One area where I believe we must draw the line is with photos of our children. Most parents love to take photos of their children whenever possible which includes times where they would be nude. These images are not intended to be sexual; many young children spend much of their time naked and are born naked and most of us do believe that photos like this are “cute”. A great example of photos such as these is with Sally Mann’s photography book Immediate Family. In this collection, Mann photographs her children around their house playing with toys, reading books, lying down on their beds, etc. In many of the photos, her children are nude. They show no signs of doing sex acts to themselves or each other, real or simulated. There is no sign of arousal or pain. If Mann would like to share her photos with the world, who are we to stop her? Are we to condemn every parent who takes a picture of their child taking a bath and sends it to relatives? Merriam-Webster Dictionary defines pornography as “the depiction of erotic behavior (as in pictures or writing) intended to cause sexual excitement” but makes no mention of “simulating”. Why do we add simulated sex acts to child pornography? I say we change the law to omit “simulated” as a crime has actually not been committed. By reviewing these cases in terms of Chafee’s worthwhile and worthless speech, I believe that Chafee would recognize Mann’s photos as worthwhile; they are mementos and a work of art. We must use both a moral compass and our notions of free speech to understand what should be considered right and wrong; I am sure that many of us would agree that sending out sexting photos of anyone to hundreds of people is wrong, as is distributing a video of minors masturbating.

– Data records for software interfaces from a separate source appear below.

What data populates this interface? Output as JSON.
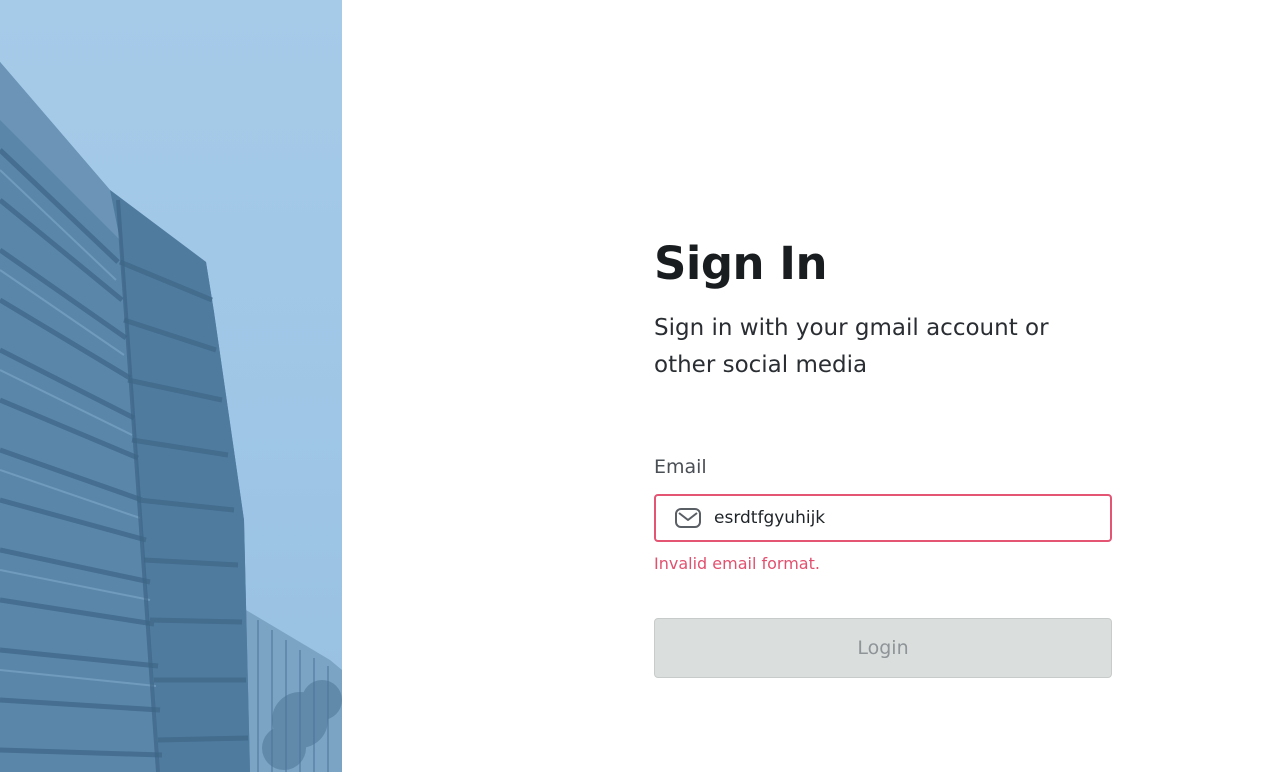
{
  "form": {
    "title": "Sign In",
    "subtitle": "Sign in with your gmail account or other social media",
    "email_label": "Email",
    "email_value": "esrdtfgyuhijk",
    "error_message": "Invalid email format.",
    "login_label": "Login"
  },
  "icons": {
    "email_field_icon": "envelope-icon"
  },
  "colors": {
    "error": "#e2506f",
    "input_border_error": "#e45473",
    "button_disabled_bg": "#dadedd",
    "button_disabled_text": "#8e9497"
  }
}
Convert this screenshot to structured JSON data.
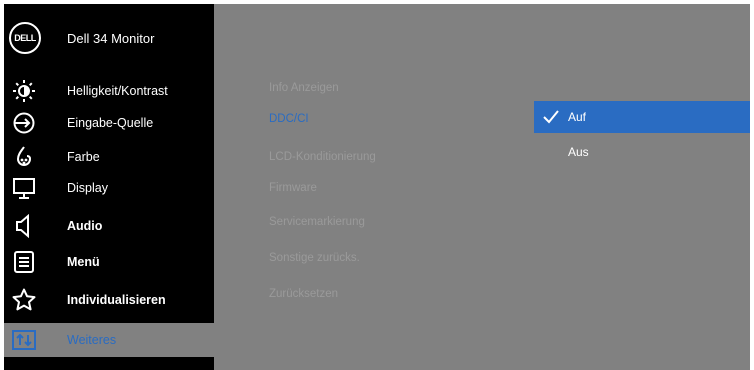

By using this morality in conjunction with a solid law, I believe that art that depicts a simulation of sex acts or art that includes nude children in a non-sexual setting should be covered.